** Task directions **
Check every line of the material for the word "event". Copy those that have it.

** Data shown **
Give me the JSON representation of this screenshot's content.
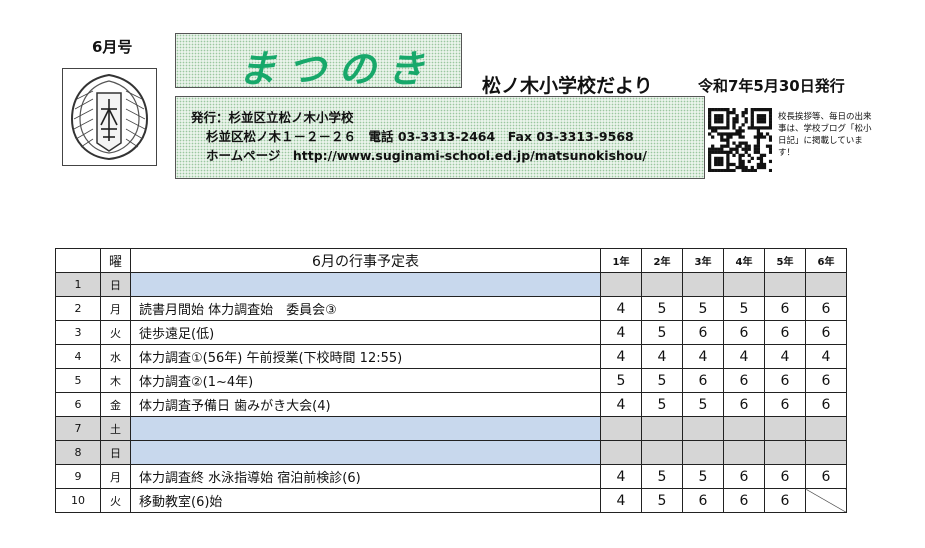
{
  "header": {
    "issue": "6月号",
    "newsletter_title": "まつのき",
    "school_newsletter": "松ノ木小学校だより",
    "date": "令和7年5月30日発行",
    "publisher": "発行：杉並区立松ノ木小学校",
    "address_line": "杉並区松ノ木１－２－２６　電話 03-3313-2464　Fax 03-3313-9568",
    "homepage_line": "ホームページ　http://www.suginami-school.ed.jp/matsunokishou/",
    "qr_caption": "校長挨拶等、毎日の出来事は、学校ブログ「松小日記」に掲載しています！"
  },
  "schedule": {
    "col_day": "",
    "col_dow": "曜",
    "title": "6月の行事予定表",
    "grades": [
      "1年",
      "2年",
      "3年",
      "4年",
      "5年",
      "6年"
    ],
    "rows": [
      {
        "day": "1",
        "dow": "日",
        "event": "",
        "periods": [
          "",
          "",
          "",
          "",
          "",
          ""
        ],
        "weekend": true
      },
      {
        "day": "2",
        "dow": "月",
        "event": "読書月間始 体力調査始　委員会③",
        "periods": [
          "4",
          "5",
          "5",
          "5",
          "6",
          "6"
        ]
      },
      {
        "day": "3",
        "dow": "火",
        "event": "徒歩遠足(低)",
        "periods": [
          "4",
          "5",
          "6",
          "6",
          "6",
          "6"
        ]
      },
      {
        "day": "4",
        "dow": "水",
        "event": "体力調査①(56年) 午前授業(下校時間 12:55)",
        "periods": [
          "4",
          "4",
          "4",
          "4",
          "4",
          "4"
        ]
      },
      {
        "day": "5",
        "dow": "木",
        "event": "体力調査②(1~4年)",
        "periods": [
          "5",
          "5",
          "6",
          "6",
          "6",
          "6"
        ]
      },
      {
        "day": "6",
        "dow": "金",
        "event": "体力調査予備日 歯みがき大会(4)",
        "periods": [
          "4",
          "5",
          "5",
          "6",
          "6",
          "6"
        ]
      },
      {
        "day": "7",
        "dow": "土",
        "event": "",
        "periods": [
          "",
          "",
          "",
          "",
          "",
          ""
        ],
        "weekend": true
      },
      {
        "day": "8",
        "dow": "日",
        "event": "",
        "periods": [
          "",
          "",
          "",
          "",
          "",
          ""
        ],
        "weekend": true
      },
      {
        "day": "9",
        "dow": "月",
        "event": "体力調査終 水泳指導始 宿泊前検診(6)",
        "periods": [
          "4",
          "5",
          "5",
          "6",
          "6",
          "6"
        ]
      },
      {
        "day": "10",
        "dow": "火",
        "event": "移動教室(6)始",
        "periods": [
          "4",
          "5",
          "6",
          "6",
          "6",
          ""
        ],
        "slash_last": true
      }
    ]
  },
  "colors": {
    "title_green": "#17a86a",
    "weekend_blue": "#c8d8ed",
    "weekend_gray": "#d6d6d6"
  },
  "icons": {
    "emblem": "school-emblem-icon",
    "qr": "qr-code-icon"
  }
}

** Answer below **
        "event": "",
        "event": "読書月間始 体力調査始　委員会③",
        "event": "徒歩遠足(低)",
        "event": "体力調査①(56年) 午前授業(下校時間 12:55)",
        "event": "体力調査②(1~4年)",
        "event": "体力調査予備日 歯みがき大会(4)",
        "event": "",
        "event": "",
        "event": "体力調査終 水泳指導始 宿泊前検診(6)",
        "event": "移動教室(6)始",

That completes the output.